- By Amber Corrin
- Nov 19, 2013
As far as technology trends in the federal government go, the use of open source is on a multi-year hot streak. Alongside movements such as the cloud, open source is one of those agency options like an oasis – or perhaps a mirage — in a funding desert, promising savings and efficiencies.
At the Defense Department, the incorporation of open source has happened more slowly than at some other agencies. With its legacy systems built on proprietary technologies, multi-year acquisition cycles and inherent security concerns, opening to the public something as sensitive as intelligence software is not necessarily operationally organic for DOD decision-makers.
But that is exactly what is beginning to happen, as the need to cut costs, share information and buy and fix capabilities faster pushes the military toward solutions where the community, and not the major contractor, is the key partner.
“The problem with proprietary solutions is the limited set of folks who can use them, rather than opening the core components to the community to drive…and just be the experts and the integrators,” said Andy Goodson, program manager for Lockheed Martin’s Distributed Data Framework, a newly open source software search engine for intelligence.

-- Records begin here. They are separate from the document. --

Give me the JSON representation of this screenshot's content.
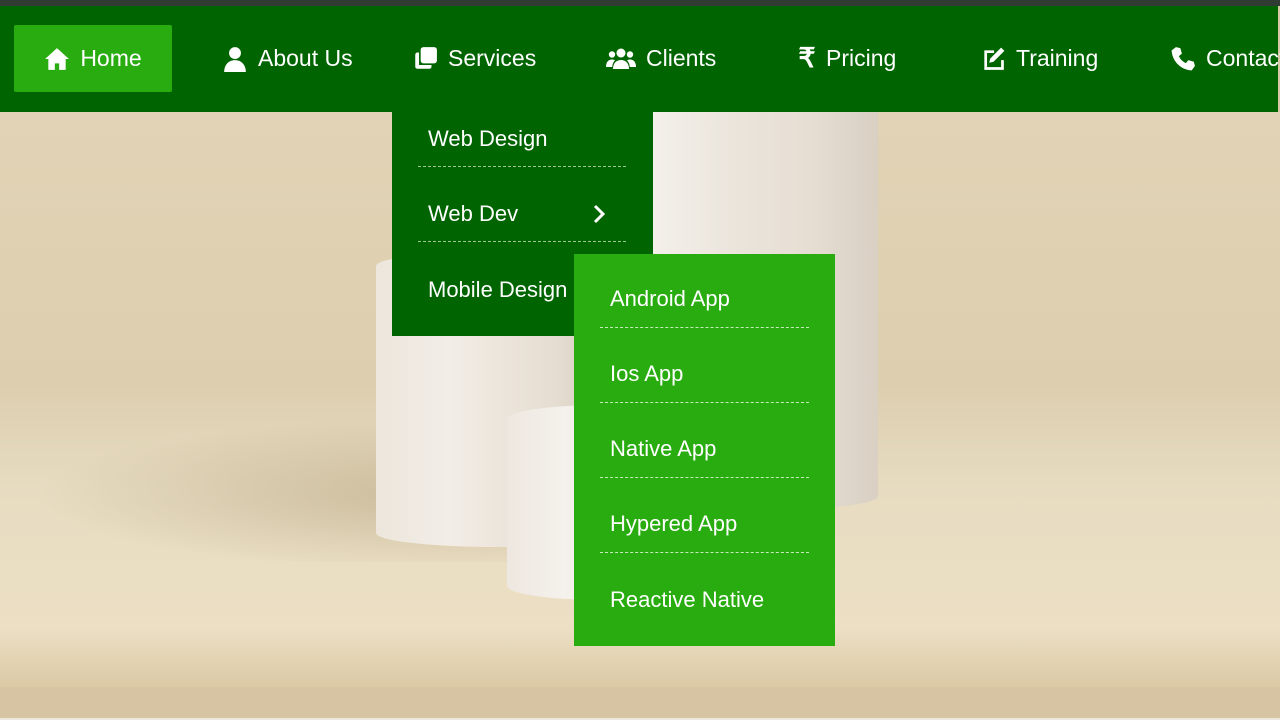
{
  "nav": {
    "items": [
      {
        "label": "Home",
        "icon": "home-icon",
        "active": true
      },
      {
        "label": "About Us",
        "icon": "user-icon"
      },
      {
        "label": "Services",
        "icon": "copy-icon"
      },
      {
        "label": "Clients",
        "icon": "users-icon"
      },
      {
        "label": "Pricing",
        "icon": "rupee-icon",
        "glyph": "₹"
      },
      {
        "label": "Training",
        "icon": "edit-icon"
      },
      {
        "label": "Contact",
        "icon": "phone-icon"
      }
    ]
  },
  "services_menu": {
    "items": [
      {
        "label": "Web Design"
      },
      {
        "label": "Web Dev",
        "has_submenu": true
      },
      {
        "label": "Mobile Design"
      }
    ]
  },
  "mobile_submenu": {
    "items": [
      {
        "label": "Android App"
      },
      {
        "label": "Ios App"
      },
      {
        "label": "Native App"
      },
      {
        "label": "Hypered App"
      },
      {
        "label": "Reactive Native"
      }
    ]
  },
  "colors": {
    "navbar_bg": "#006400",
    "active_bg": "#28ac0f",
    "submenu_bg": "#28ac0f",
    "text": "#ffffff"
  }
}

The DDF, which the military’s Distributed Common Ground System relies on for real-time sharing of mission data in combat, previously was available only to DOD users. Lockheed recently donated the DDF’s source code to the Codice Foundation, a nonprofit supporting government open-source projects, opening up the system to U.S. partners and other users who otherwise would have had to buy commercial software licenses.
The DDF now “is about taking the old proprietary approach and moving into newer open-source solutions [with] no licensing costs,” Goodson said. “It used to take months and millions of dollars to make security changes,” but the ability for open source to facilitate quick fixes, including from other members of the community using the system, means the military can more rapidly respond to requests from the field for changes. It also means more mission-related information can be shared between coalition partners.

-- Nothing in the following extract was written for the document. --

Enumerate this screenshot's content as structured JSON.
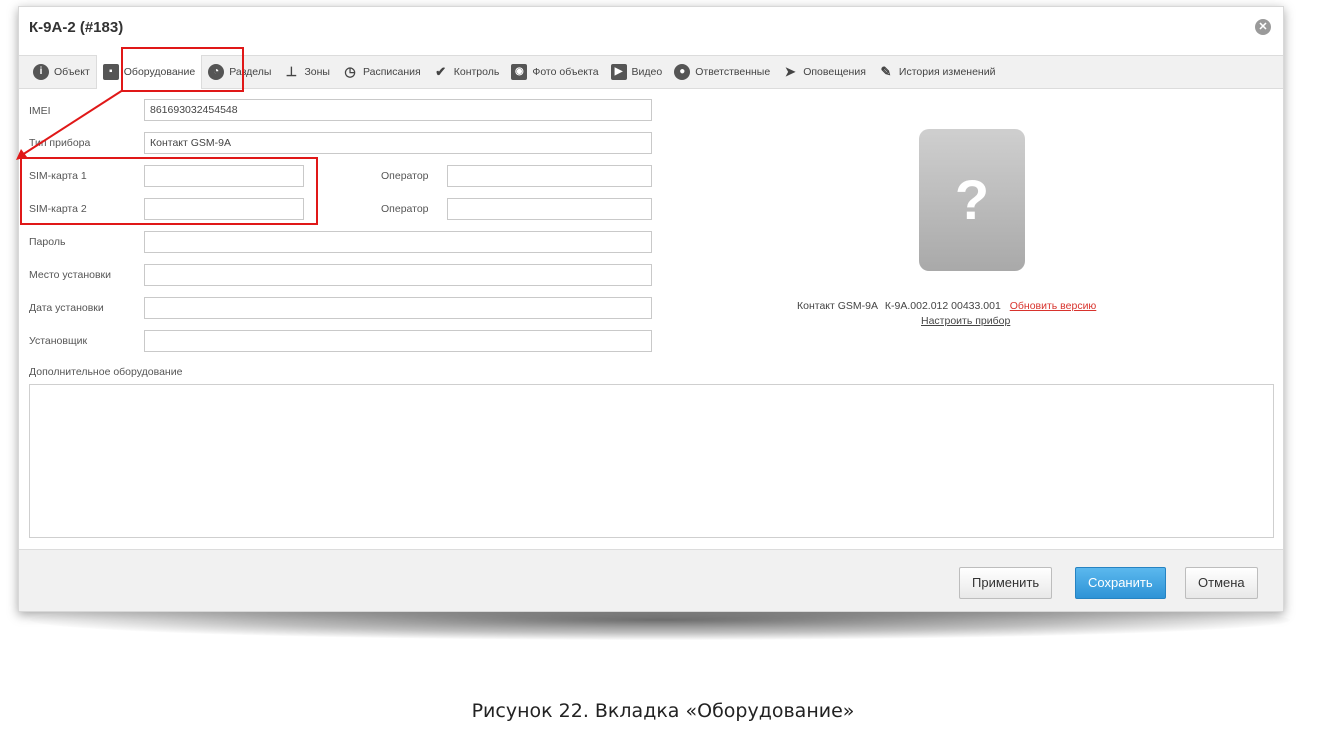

DCGS is just one instance of DOD’s implementation of open-source technologies, but it is a prime example of where the trend has been used first by the Pentagon: in tactical systems, supporting troops on the ground. But not everyone agrees that open-source should be the new go-to solution there, despite changing fiscal and digital realities.
“Perhaps the most important issue in a major DOD system is reliability, which includes the ability to scale under heavy load as well as a system’s security and information-assurance features. Testing and certification of an end-to-end solution can be extraordinarily expensive, especially if that system is changed frequently,” noted an October white paper from Oracle – a major producer of proprietary software — that warned of the drawbacks of open source. “Commercial software companies have developed highly refined methodologies to perform these tasks. Don’t underestimate the difficulties associated with testing open source software and incorporating required changes into the main development stream, especially when it comes to testing for robustness and reliability under load.”
Despite such hurdles, others argue the open-source movement can only be expected to grow.
“I’d like to think that at this late date, not even Oracle is so brash as to really believe an agency like the DOD… doesn’t know what it’s doing when it comes to open source,” Ed Boyajian, president and CEO of open-source enterprise database company EnterpriseDB, wrote in a Nov. 12 Silicon Angle blog post. “For government, the pressures for change are especially difficult with declining revenues brought on by the Great Recession, indiscriminate cuts due to sequestration, mandates for data center consolidation, and the need to move to newer low cost cloud platforms. The bottom line is that government agencies have to adopt paradigm-changing solutions that open source delivers to meet these challenges.
About the Author
Amber Corrin is a staff writer